On August 15, it will be thirty-nine years ago to the day that some half-million people gathered in upstate New York for a three-day festival featuring some of the greatest rock ‘n’ roll performers of all time. Warner Home Video has announced its plans to celebrate the 40th anniversary of the music history milestone July 28, 2009 by releasing a spectacular Ultimate Collectors Edition of the Oscar-winning Woodstock: 3 Days of Peace & Music.
The restored and remastered release will include more than an hour of newly discovered Festival performances, some never-before-published in their entirety, from a number of artists, including The Who, Joe Cocker, Canned Heat, Joan Baez, Country Joe McDonald and Country Joe and the Fish with more to be announced. The release will incorporate reflections and perspectives from musicians, celebrities, influencers and other giants in the entertainment industry on the cultural significance of Woodstock 40 years later.
The Ultimate Collector’s Edition (Blu-ray™ Hi-Def & DVD) will include the four-hour Director’s Cut, remastered from original elements and scanned at 2K with audio 5.1 mix supervised by director Michael Wadleigh. The concert original chief engineer Eddie Kramer, who was on-site for the festival, is overseeing the audio mix of all of the recently found added footage. In addition, there will be filmmaker commentary, replicas of handwritten notes from Festival attendees, The ‘60s and the Woodstock Generation – a 40 minute documentary film by noted filmmaker Robert Kline adapted from his book “Children of the 60s,” studio archive letters and other souvenir collectible items. The film has been on moratorium since January of this year and will continue to be unavailable to the public for more than a year and a half until its DVD release next year. Woodstock: 3 Days of Peace & Music will also be available as a stand-alone DVD.

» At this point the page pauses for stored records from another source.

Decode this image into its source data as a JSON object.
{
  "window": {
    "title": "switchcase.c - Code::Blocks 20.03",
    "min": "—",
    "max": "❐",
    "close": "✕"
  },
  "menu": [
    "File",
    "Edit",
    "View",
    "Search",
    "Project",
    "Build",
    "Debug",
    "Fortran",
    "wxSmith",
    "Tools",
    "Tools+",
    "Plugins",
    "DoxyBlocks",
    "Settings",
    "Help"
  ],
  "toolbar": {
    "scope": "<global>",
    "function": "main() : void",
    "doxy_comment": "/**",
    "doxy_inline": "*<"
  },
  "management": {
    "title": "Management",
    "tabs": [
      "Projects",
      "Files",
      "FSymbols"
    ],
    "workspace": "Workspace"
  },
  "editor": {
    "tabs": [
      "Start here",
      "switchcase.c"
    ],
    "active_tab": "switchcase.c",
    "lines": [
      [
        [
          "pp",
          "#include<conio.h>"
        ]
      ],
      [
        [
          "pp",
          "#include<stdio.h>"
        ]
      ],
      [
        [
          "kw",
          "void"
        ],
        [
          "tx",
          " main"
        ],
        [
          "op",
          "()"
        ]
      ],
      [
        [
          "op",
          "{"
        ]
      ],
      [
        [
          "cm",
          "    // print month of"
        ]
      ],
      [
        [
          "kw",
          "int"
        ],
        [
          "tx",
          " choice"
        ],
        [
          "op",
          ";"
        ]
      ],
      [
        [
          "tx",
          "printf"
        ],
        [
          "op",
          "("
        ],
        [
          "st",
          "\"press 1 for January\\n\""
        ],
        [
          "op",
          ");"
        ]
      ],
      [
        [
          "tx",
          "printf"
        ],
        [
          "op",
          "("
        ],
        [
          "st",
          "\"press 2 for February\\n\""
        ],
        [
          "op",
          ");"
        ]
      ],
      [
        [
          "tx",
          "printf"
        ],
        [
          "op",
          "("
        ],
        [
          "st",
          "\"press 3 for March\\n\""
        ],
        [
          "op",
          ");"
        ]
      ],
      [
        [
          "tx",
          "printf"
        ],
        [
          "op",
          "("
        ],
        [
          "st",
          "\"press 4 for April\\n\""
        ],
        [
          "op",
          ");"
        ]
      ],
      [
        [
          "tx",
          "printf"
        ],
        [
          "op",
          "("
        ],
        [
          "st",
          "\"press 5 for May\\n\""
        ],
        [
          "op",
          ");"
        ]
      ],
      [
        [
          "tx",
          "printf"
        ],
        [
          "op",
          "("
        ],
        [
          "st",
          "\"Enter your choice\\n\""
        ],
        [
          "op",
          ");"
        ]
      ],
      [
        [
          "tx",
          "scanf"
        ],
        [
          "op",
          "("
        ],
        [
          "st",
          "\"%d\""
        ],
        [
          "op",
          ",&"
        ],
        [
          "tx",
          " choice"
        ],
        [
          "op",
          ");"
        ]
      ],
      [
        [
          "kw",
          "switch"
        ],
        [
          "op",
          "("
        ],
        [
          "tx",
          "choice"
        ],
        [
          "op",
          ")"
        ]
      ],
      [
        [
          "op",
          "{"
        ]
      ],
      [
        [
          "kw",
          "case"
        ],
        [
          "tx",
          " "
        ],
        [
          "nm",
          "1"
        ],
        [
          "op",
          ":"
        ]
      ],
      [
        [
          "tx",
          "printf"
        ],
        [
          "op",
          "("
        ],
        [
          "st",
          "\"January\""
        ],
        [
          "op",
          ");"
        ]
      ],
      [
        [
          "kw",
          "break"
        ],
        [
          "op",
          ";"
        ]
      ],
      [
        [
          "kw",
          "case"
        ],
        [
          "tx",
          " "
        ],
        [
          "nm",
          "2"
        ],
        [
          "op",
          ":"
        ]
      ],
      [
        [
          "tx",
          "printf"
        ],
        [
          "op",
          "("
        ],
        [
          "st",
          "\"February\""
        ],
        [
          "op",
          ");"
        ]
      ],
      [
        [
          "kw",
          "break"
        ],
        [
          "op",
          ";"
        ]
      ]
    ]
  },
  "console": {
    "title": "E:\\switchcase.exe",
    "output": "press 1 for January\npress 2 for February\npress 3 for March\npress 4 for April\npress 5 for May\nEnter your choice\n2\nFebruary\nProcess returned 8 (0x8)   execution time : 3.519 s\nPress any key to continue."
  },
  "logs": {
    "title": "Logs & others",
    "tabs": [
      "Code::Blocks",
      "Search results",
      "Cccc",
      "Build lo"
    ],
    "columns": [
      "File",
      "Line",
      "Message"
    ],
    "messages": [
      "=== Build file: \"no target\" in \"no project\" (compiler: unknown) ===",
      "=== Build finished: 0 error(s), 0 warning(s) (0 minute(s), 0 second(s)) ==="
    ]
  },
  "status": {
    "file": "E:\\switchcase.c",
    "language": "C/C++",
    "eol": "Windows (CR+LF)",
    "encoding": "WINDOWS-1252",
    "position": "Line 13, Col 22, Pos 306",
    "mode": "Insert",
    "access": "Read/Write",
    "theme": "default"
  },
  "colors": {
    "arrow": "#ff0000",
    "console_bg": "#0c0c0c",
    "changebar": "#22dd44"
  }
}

Woodstock alumni David Crosby noted, “Woodstock was more than just a concert; it was an event. It was a time for our generation to speak up and let everyone know we had a voice. Whether you were there or are discovering the film for the first time, it still holds up 40 years later and now will speak to a whole new generation.”